===== Exercise input =====
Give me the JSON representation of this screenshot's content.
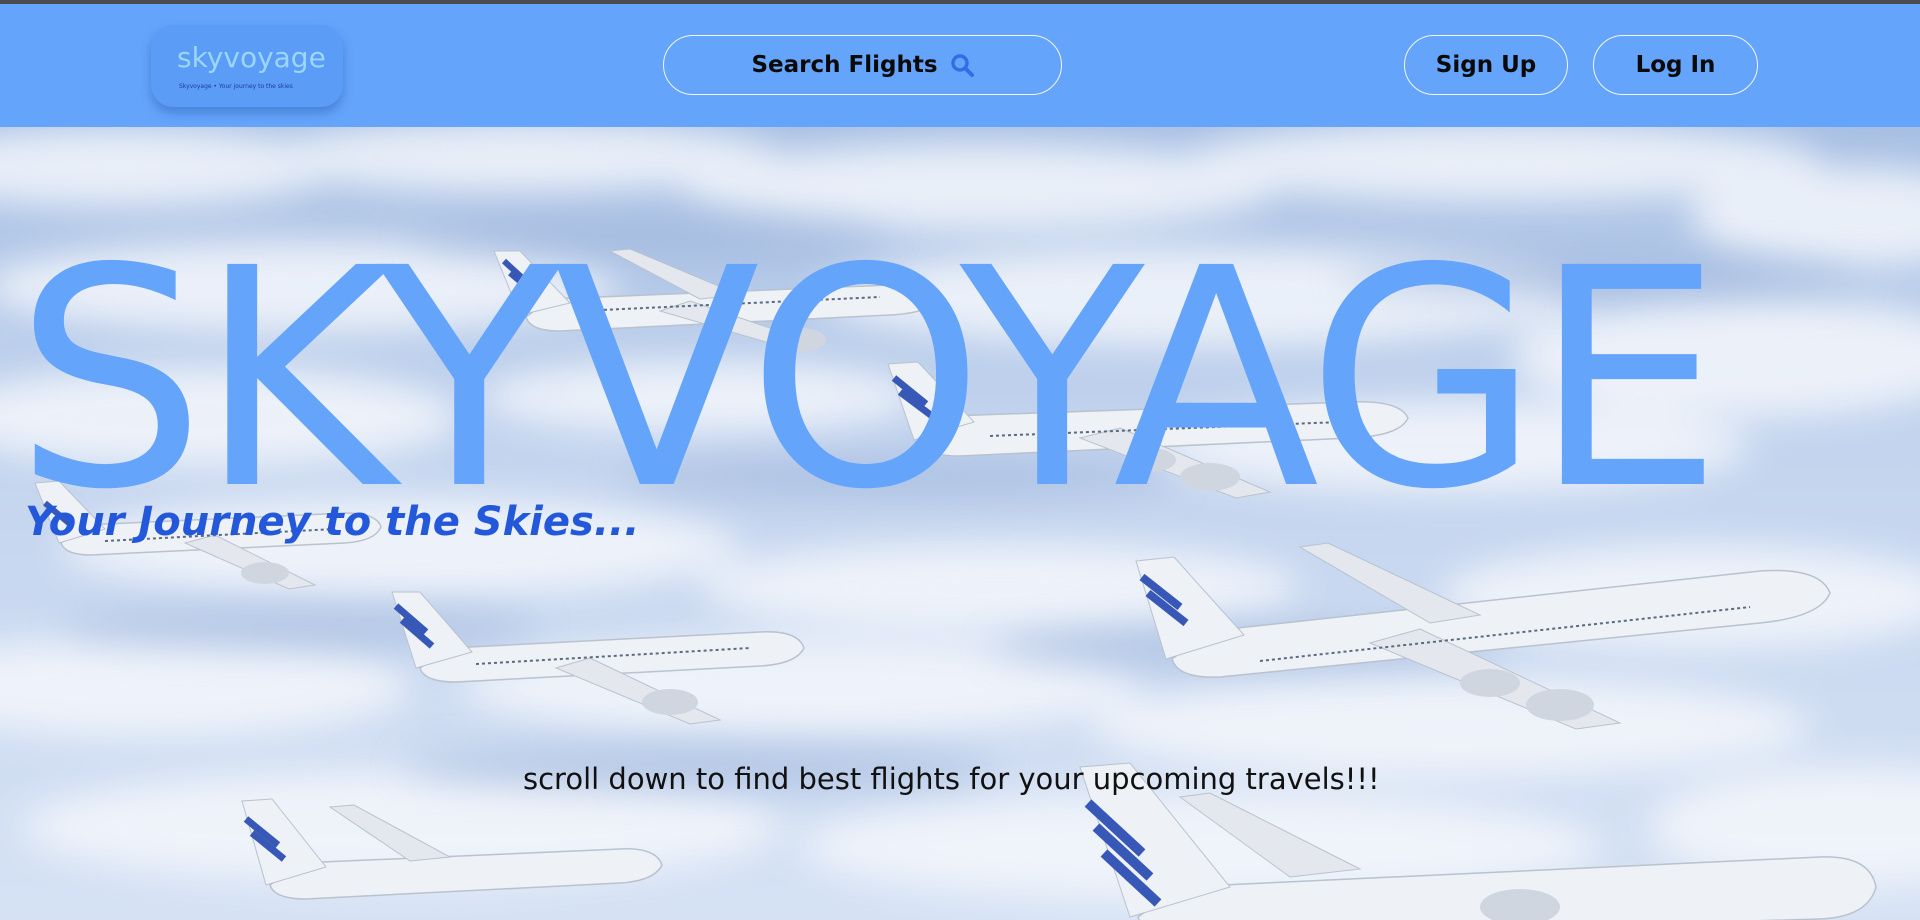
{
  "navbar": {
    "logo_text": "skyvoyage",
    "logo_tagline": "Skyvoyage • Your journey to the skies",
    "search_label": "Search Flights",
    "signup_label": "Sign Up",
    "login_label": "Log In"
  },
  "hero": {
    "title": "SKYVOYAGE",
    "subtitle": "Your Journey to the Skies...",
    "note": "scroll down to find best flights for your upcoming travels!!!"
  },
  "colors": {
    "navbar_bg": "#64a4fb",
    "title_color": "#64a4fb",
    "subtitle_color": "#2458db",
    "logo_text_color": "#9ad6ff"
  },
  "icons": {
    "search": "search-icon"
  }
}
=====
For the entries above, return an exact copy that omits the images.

Give me the JSON representation of this screenshot's content.
{
  "navbar": {
    "logo_text": "skyvoyage",
    "logo_tagline": "Skyvoyage • Your journey to the skies",
    "search_label": "Search Flights",
    "signup_label": "Sign Up",
    "login_label": "Log In"
  },
  "hero": {
    "title": "SKYVOYAGE",
    "subtitle": "Your Journey to the Skies...",
    "note": "scroll down to find best flights for your upcoming travels!!!"
  },
  "colors": {
    "navbar_bg": "#64a4fb",
    "title_color": "#64a4fb",
    "subtitle_color": "#2458db",
    "logo_text_color": "#9ad6ff"
  },
  "icons": {
    "search": "search-icon"
  }
}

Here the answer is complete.